(Data about app and page elements)
---*---

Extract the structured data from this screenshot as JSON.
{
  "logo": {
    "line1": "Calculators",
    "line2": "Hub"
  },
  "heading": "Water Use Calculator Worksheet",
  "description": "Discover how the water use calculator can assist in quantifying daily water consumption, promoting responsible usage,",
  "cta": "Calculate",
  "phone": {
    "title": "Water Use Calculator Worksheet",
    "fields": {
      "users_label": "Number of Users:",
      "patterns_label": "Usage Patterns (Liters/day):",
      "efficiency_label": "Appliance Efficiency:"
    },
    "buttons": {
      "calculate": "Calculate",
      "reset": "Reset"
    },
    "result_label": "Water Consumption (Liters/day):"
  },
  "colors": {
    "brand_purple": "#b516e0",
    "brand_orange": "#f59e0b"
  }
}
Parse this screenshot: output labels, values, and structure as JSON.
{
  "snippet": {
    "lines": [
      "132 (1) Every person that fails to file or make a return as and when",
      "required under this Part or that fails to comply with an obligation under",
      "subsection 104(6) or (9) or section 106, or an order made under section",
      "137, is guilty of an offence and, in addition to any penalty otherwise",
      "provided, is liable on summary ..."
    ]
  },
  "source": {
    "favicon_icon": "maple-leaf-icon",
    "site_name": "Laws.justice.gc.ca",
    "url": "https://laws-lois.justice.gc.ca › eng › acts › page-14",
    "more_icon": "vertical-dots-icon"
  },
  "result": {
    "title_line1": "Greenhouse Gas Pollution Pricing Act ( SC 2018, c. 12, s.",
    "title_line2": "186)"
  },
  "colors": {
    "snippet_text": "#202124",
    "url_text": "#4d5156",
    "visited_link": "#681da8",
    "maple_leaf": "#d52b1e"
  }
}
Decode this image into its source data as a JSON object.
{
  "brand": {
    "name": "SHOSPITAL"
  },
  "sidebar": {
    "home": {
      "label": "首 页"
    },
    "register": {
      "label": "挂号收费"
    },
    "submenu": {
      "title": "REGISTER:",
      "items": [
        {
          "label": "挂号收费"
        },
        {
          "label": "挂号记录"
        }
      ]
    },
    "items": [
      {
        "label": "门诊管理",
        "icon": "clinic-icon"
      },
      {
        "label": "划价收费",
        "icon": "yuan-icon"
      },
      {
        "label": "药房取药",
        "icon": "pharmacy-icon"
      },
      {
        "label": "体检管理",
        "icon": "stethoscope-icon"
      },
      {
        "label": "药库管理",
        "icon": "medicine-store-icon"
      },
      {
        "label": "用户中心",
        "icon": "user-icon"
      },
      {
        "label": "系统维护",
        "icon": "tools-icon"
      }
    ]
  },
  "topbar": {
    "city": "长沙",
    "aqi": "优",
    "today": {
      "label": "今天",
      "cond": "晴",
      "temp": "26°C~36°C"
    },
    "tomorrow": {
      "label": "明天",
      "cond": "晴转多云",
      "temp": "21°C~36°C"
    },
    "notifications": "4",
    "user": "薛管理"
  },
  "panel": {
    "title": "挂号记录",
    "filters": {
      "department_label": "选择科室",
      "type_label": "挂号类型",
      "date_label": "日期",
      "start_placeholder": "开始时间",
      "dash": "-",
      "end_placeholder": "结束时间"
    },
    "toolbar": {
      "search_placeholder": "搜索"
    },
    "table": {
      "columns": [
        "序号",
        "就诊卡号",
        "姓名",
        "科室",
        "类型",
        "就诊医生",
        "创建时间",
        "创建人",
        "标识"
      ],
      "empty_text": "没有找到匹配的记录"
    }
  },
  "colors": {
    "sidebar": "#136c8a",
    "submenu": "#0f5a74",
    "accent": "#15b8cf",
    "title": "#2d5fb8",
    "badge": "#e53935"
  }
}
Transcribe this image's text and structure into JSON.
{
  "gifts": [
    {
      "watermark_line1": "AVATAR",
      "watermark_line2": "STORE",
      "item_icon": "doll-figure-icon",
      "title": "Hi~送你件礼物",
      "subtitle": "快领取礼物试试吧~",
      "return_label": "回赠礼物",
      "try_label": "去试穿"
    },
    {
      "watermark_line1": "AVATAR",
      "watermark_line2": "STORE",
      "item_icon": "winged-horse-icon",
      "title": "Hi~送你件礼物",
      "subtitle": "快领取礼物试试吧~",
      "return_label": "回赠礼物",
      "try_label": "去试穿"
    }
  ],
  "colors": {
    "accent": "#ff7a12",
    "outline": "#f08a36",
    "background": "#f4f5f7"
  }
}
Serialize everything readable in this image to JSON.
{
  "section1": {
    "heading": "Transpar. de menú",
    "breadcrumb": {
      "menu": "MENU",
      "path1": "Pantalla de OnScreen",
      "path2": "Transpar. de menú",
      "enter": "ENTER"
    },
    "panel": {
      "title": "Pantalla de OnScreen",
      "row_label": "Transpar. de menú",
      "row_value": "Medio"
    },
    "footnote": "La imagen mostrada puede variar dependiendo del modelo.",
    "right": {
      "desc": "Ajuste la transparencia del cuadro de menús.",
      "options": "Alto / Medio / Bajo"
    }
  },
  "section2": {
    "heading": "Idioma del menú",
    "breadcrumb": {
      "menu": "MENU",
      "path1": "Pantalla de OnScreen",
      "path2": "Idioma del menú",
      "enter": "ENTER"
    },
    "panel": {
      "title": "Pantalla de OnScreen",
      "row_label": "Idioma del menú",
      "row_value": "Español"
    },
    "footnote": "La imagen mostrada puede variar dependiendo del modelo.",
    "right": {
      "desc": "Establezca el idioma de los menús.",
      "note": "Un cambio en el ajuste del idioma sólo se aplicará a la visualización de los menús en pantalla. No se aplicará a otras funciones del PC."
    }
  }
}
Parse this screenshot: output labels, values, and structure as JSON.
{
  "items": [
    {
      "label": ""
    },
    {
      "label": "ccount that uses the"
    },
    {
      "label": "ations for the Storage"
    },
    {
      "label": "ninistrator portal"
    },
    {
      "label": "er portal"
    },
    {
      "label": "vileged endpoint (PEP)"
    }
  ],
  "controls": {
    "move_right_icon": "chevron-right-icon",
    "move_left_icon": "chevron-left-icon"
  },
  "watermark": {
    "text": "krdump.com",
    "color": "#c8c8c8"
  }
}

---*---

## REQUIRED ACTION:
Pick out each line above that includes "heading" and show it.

## RESPONSE AREA:
  "heading": "Water Use Calculator Worksheet",
    "heading": "Transpar. de menú",
    "heading": "Idioma del menú",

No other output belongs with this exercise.